The quarterly average for Q2 in 2022 stood at £113.23, highlighting the steep ascent in prices. Q2 showcased a surge in confirmed events, outpacing the previous quarter. While forward bookings remained relatively stable, showing a minor decline in June, the quarter as a whole exhibited strength, notwithstanding a marginal dip in the peak compared to Q1. June’s confirmed events closely mirrored November 2022 and matched March’s figures, emphasising the recurring pattern of the third month proving the strongest.

Attributed to pent-up demand following pandemic-related restrictions, the robust trend in in-person events endures in Q2 2023. Even as inflation impacts various sectors, businesses continue to prioritise face-to-face interactions.

However, the industry grapples with ongoing challenges in maintaining quality service due to high event volumes. While inflation slightly eased to 7.9 per cent in June, it has not translated to reduced event costs. Energy price hikes have particularly affected the sector, amplifying cost pressures for commercial venues that lacked the same level of government support as individuals.

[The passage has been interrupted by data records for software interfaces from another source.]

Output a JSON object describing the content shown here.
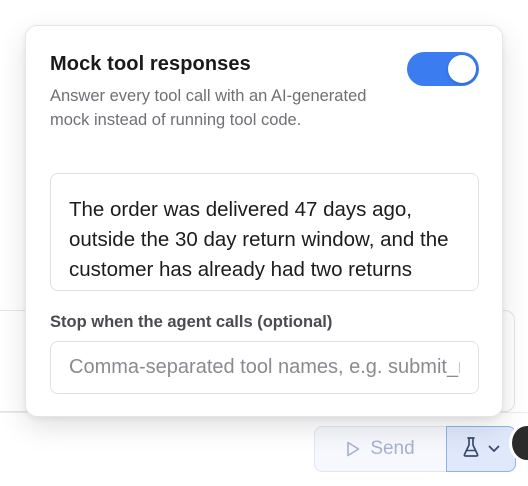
{
  "popover": {
    "title": "Mock tool responses",
    "description": "Answer every tool call with an AI-generated mock instead of running tool code.",
    "toggle_on": true,
    "accent_color": "#3b7cf0",
    "instructions_text": "The order was delivered 47 days ago, outside the 30 day return window, and the customer has already had two returns rejected this month.",
    "stop_label": "Stop when the agent calls (optional)",
    "stop_placeholder": "Comma-separated tool names, e.g. submit_refund",
    "stop_value": ""
  },
  "footer": {
    "send_label": "Send",
    "send_icon": "play-triangle-icon",
    "mock_icon": "flask-icon",
    "chevron_icon": "chevron-down-icon"
  }
}
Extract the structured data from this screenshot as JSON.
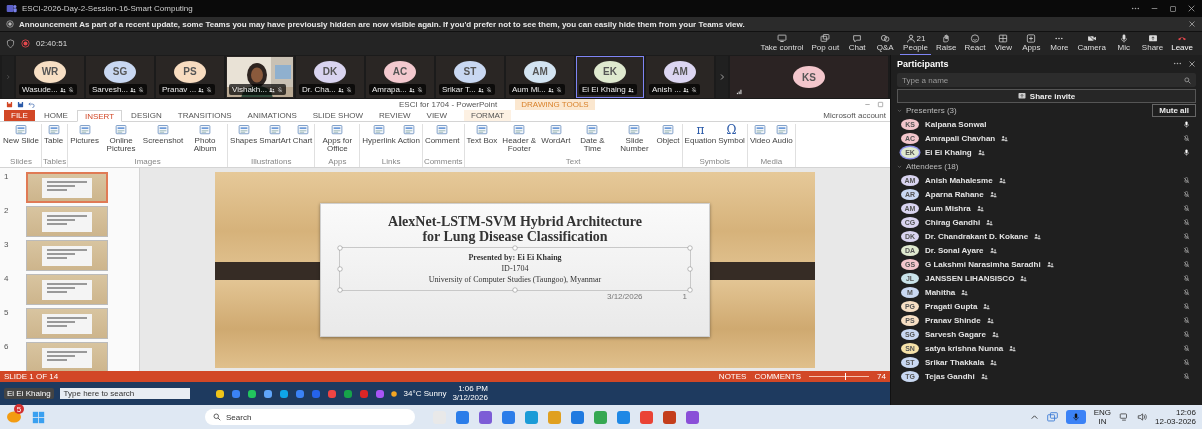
{
  "window": {
    "title": "ESCI-2026-Day-2-Session-16-Smart Computing"
  },
  "announcement": {
    "text": "Announcement As part of a recent update, some Teams you may have previously hidden are now visible again. If you'd prefer not to see them, you can easily hide them from your Teams view."
  },
  "meeting_bar": {
    "timer": "02:40:51",
    "actions": [
      {
        "label": "Take control",
        "selected": false
      },
      {
        "label": "Pop out",
        "selected": false
      },
      {
        "label": "Chat",
        "selected": false
      },
      {
        "label": "Q&A",
        "selected": false
      },
      {
        "label": "People",
        "count": "21",
        "selected": true
      },
      {
        "label": "Raise",
        "selected": false
      },
      {
        "label": "React",
        "selected": false
      },
      {
        "label": "View",
        "selected": false
      },
      {
        "label": "Apps",
        "selected": false
      },
      {
        "label": "More",
        "selected": false
      },
      {
        "label": "Camera",
        "selected": false
      },
      {
        "label": "Mic",
        "selected": false
      },
      {
        "label": "Share",
        "selected": false
      },
      {
        "label": "Leave",
        "selected": false
      }
    ]
  },
  "video_tiles": [
    {
      "kind": "avatar",
      "initials": "WR",
      "name": "Wasude...",
      "color": "#f7dfc4",
      "muted": true,
      "selected": false
    },
    {
      "kind": "avatar",
      "initials": "SG",
      "name": "Sarvesh...",
      "color": "#c9d8f2",
      "muted": true,
      "selected": false
    },
    {
      "kind": "avatar",
      "initials": "PS",
      "name": "Pranav ...",
      "color": "#f8dcc0",
      "muted": true,
      "selected": false
    },
    {
      "kind": "picture",
      "name": "Vishakh...",
      "muted": true,
      "selected": false
    },
    {
      "kind": "avatar",
      "initials": "DK",
      "name": "Dr. Cha...",
      "color": "#d9d4f0",
      "muted": true,
      "selected": false
    },
    {
      "kind": "avatar",
      "initials": "AC",
      "name": "Amrapa...",
      "color": "#f3c9cf",
      "muted": true,
      "selected": false
    },
    {
      "kind": "avatar",
      "initials": "ST",
      "name": "Srikar T...",
      "color": "#c9d8f2",
      "muted": true,
      "selected": false
    },
    {
      "kind": "avatar",
      "initials": "AM",
      "name": "Aum Mi...",
      "color": "#d3e4f2",
      "muted": true,
      "selected": false
    },
    {
      "kind": "avatar",
      "initials": "EK",
      "name": "Ei Ei Khaing",
      "color": "#dfe9cf",
      "muted": false,
      "selected": true
    },
    {
      "kind": "avatar",
      "initials": "AM",
      "name": "Anish ...",
      "color": "#dcd6f2",
      "muted": true,
      "selected": false
    }
  ],
  "featured_tile": {
    "initials": "KS",
    "color": "#f3c6cc"
  },
  "participants": {
    "title": "Participants",
    "search": {
      "placeholder": "Type a name"
    },
    "share_button": "Share invite",
    "mute_all": "Mute all",
    "groups": [
      {
        "label": "Presenters (3)",
        "members": [
          {
            "initials": "KS",
            "name": "Kalpana Sonwal",
            "color": "#f3c6cc",
            "badge": false,
            "muted": false,
            "speaking": false
          },
          {
            "initials": "AC",
            "name": "Amrapali Chavhan",
            "color": "#f3c6cc",
            "badge": true,
            "muted": true,
            "speaking": false
          },
          {
            "initials": "EK",
            "name": "Ei Ei Khaing",
            "color": "#dfe9cf",
            "badge": true,
            "muted": false,
            "speaking": true
          }
        ]
      },
      {
        "label": "Attendees (18)",
        "members": [
          {
            "initials": "AM",
            "name": "Anish Mahalesme",
            "color": "#d9d4f0",
            "badge": true,
            "muted": true,
            "speaking": false
          },
          {
            "initials": "AR",
            "name": "Aparna Rahane",
            "color": "#c9d8f2",
            "badge": true,
            "muted": true,
            "speaking": false
          },
          {
            "initials": "AM",
            "name": "Aum Mishra",
            "color": "#d9d4f0",
            "badge": true,
            "muted": true,
            "speaking": false
          },
          {
            "initials": "CG",
            "name": "Chirag Gandhi",
            "color": "#d9d4f0",
            "badge": true,
            "muted": true,
            "speaking": false
          },
          {
            "initials": "DK",
            "name": "Dr. Chandrakant D. Kokane",
            "color": "#d9d4f0",
            "badge": true,
            "muted": true,
            "speaking": false
          },
          {
            "initials": "DA",
            "name": "Dr. Sonal Ayare",
            "color": "#dfe9cf",
            "badge": true,
            "muted": true,
            "speaking": false
          },
          {
            "initials": "GS",
            "name": "G Lakshmi Narasimha Saradhi",
            "color": "#f3c6cc",
            "badge": true,
            "muted": true,
            "speaking": false
          },
          {
            "initials": "JL",
            "name": "JANSSEN LIHANSISCO",
            "color": "#c9e3ea",
            "badge": true,
            "muted": true,
            "speaking": false
          },
          {
            "initials": "M",
            "name": "Mahitha",
            "color": "#c9d8f2",
            "badge": true,
            "muted": true,
            "speaking": false
          },
          {
            "initials": "PG",
            "name": "Pragati Gupta",
            "color": "#f7dfc4",
            "badge": true,
            "muted": true,
            "speaking": false
          },
          {
            "initials": "PS",
            "name": "Pranav Shinde",
            "color": "#f7dfc4",
            "badge": true,
            "muted": true,
            "speaking": false
          },
          {
            "initials": "SG",
            "name": "Sarvesh Gagare",
            "color": "#c9d8f2",
            "badge": true,
            "muted": true,
            "speaking": false
          },
          {
            "initials": "SN",
            "name": "satya krishna Nunna",
            "color": "#f6e2a8",
            "badge": true,
            "muted": true,
            "speaking": false
          },
          {
            "initials": "ST",
            "name": "Srikar Thakkala",
            "color": "#c9d8f2",
            "badge": true,
            "muted": true,
            "speaking": false
          },
          {
            "initials": "TG",
            "name": "Tejas Gandhi",
            "color": "#c9d8f2",
            "badge": true,
            "muted": true,
            "speaking": false
          }
        ]
      }
    ]
  },
  "powerpoint": {
    "title": "ESCI for 1704 - PowerPoint",
    "contextual_label": "DRAWING TOOLS",
    "account": "Microsoft account",
    "tabs": [
      {
        "label": "FILE",
        "kind": "file",
        "selected": false
      },
      {
        "label": "HOME",
        "kind": "tab",
        "selected": false
      },
      {
        "label": "INSERT",
        "kind": "tab",
        "selected": true
      },
      {
        "label": "DESIGN",
        "kind": "tab",
        "selected": false
      },
      {
        "label": "TRANSITIONS",
        "kind": "tab",
        "selected": false
      },
      {
        "label": "ANIMATIONS",
        "kind": "tab",
        "selected": false
      },
      {
        "label": "SLIDE SHOW",
        "kind": "tab",
        "selected": false
      },
      {
        "label": "REVIEW",
        "kind": "tab",
        "selected": false
      },
      {
        "label": "VIEW",
        "kind": "tab",
        "selected": false
      },
      {
        "label": "FORMAT",
        "kind": "contextual",
        "selected": false
      }
    ],
    "ribbon_groups": [
      {
        "label": "Slides",
        "buttons": [
          {
            "label": "New Slide"
          }
        ]
      },
      {
        "label": "Tables",
        "buttons": [
          {
            "label": "Table"
          }
        ]
      },
      {
        "label": "Images",
        "buttons": [
          {
            "label": "Pictures"
          },
          {
            "label": "Online Pictures"
          },
          {
            "label": "Screenshot"
          },
          {
            "label": "Photo Album"
          }
        ]
      },
      {
        "label": "Illustrations",
        "buttons": [
          {
            "label": "Shapes"
          },
          {
            "label": "SmartArt"
          },
          {
            "label": "Chart"
          }
        ]
      },
      {
        "label": "Apps",
        "buttons": [
          {
            "label": "Apps for Office"
          }
        ]
      },
      {
        "label": "Links",
        "buttons": [
          {
            "label": "Hyperlink"
          },
          {
            "label": "Action"
          }
        ]
      },
      {
        "label": "Comments",
        "buttons": [
          {
            "label": "Comment"
          }
        ]
      },
      {
        "label": "Text",
        "buttons": [
          {
            "label": "Text Box"
          },
          {
            "label": "Header & Footer"
          },
          {
            "label": "WordArt"
          },
          {
            "label": "Date & Time"
          },
          {
            "label": "Slide Number"
          },
          {
            "label": "Object"
          }
        ]
      },
      {
        "label": "Symbols",
        "buttons": [
          {
            "label": "Equation",
            "glyph": "π"
          },
          {
            "label": "Symbol",
            "glyph": "Ω"
          }
        ]
      },
      {
        "label": "Media",
        "buttons": [
          {
            "label": "Video"
          },
          {
            "label": "Audio"
          }
        ]
      }
    ],
    "thumbnails": [
      {
        "number": "1",
        "selected": true
      },
      {
        "number": "2",
        "selected": false
      },
      {
        "number": "3",
        "selected": false
      },
      {
        "number": "4",
        "selected": false
      },
      {
        "number": "5",
        "selected": false
      },
      {
        "number": "6",
        "selected": false
      }
    ],
    "slide": {
      "title": "AlexNet-LSTM-SVM Hybrid Architecture for Lung Disease Classification",
      "lines": [
        "Presented by:  Ei Ei Khaing",
        "ID-1704",
        "University of Computer Studies (Taungoo), Myanmar"
      ],
      "date": "3/12/2026",
      "page": "1"
    },
    "status_bar": {
      "slide_count": "SLIDE 1 OF 14",
      "notes": "NOTES",
      "comments": "COMMENTS",
      "zoom": {
        "level": 0.6
      },
      "zoom_value": "74"
    },
    "inner_taskbar": {
      "presenter": "Ei Ei Khaing",
      "search": "Type here to search",
      "weather": "34°C Sunny",
      "time": "1:06 PM",
      "date": "3/12/2026"
    }
  },
  "taskbar": {
    "notification_count": "5",
    "search": "Search",
    "language": [
      "ENG",
      "IN"
    ],
    "time": "12:06",
    "date": "12-03-2026"
  }
}
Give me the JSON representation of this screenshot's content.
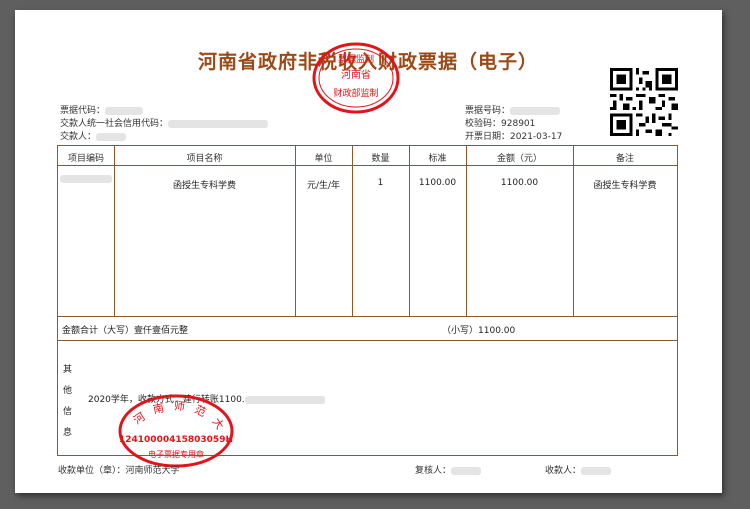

Amidst this backdrop, the average lead time for conferences and meetings in Q2 2023 increased to 80 days from Q1’s 64 days. Though only a fractional rise from Q2 2022’s 77 days, this underlines the departure from the pre-pandemic trend observed in 2019 and short lead times remain. Furthermore, the average number of delegates per event has continued to slide and sat at 65 in Q2 2023, down from Q1’s 74. The year’s average to date is notably lower compared to 2022’s average of 93 delegates per event, reflecting a 25 per cent drop. This underlines the shift towards smaller events despite their increased frequency. This will also contribute to higher prices as venues compensate for smaller events.

As the events sector grapples with inflationary pressures and changing attendee dynamics, adapting to the evolving landscape while maintaining quality and profitability remains a paramount challenge.

Martin Fullard, Business of Events’ director of news and content, said: “Q2 paints a mixed picture. It has demonstrated a strong appetite for in-person events remains, and despite the Easter Break and an additional Bank Holiday in May, forward bookings and actual events taking place remained strong.

“However, there remain challenges that cannot be ignored. Inflation in June sat at 7.9 per cent and as a result we’ve seen a notable increase in revenue per delegate, some 22 per cent. This has been impacted further by the fact that there has been a clear reduction in the number of delegates at events, by some 25 per cent on 2022’s average. This means venues may not be earning as much from their spaces. While more events are taking place this is an increased pressure on resource.”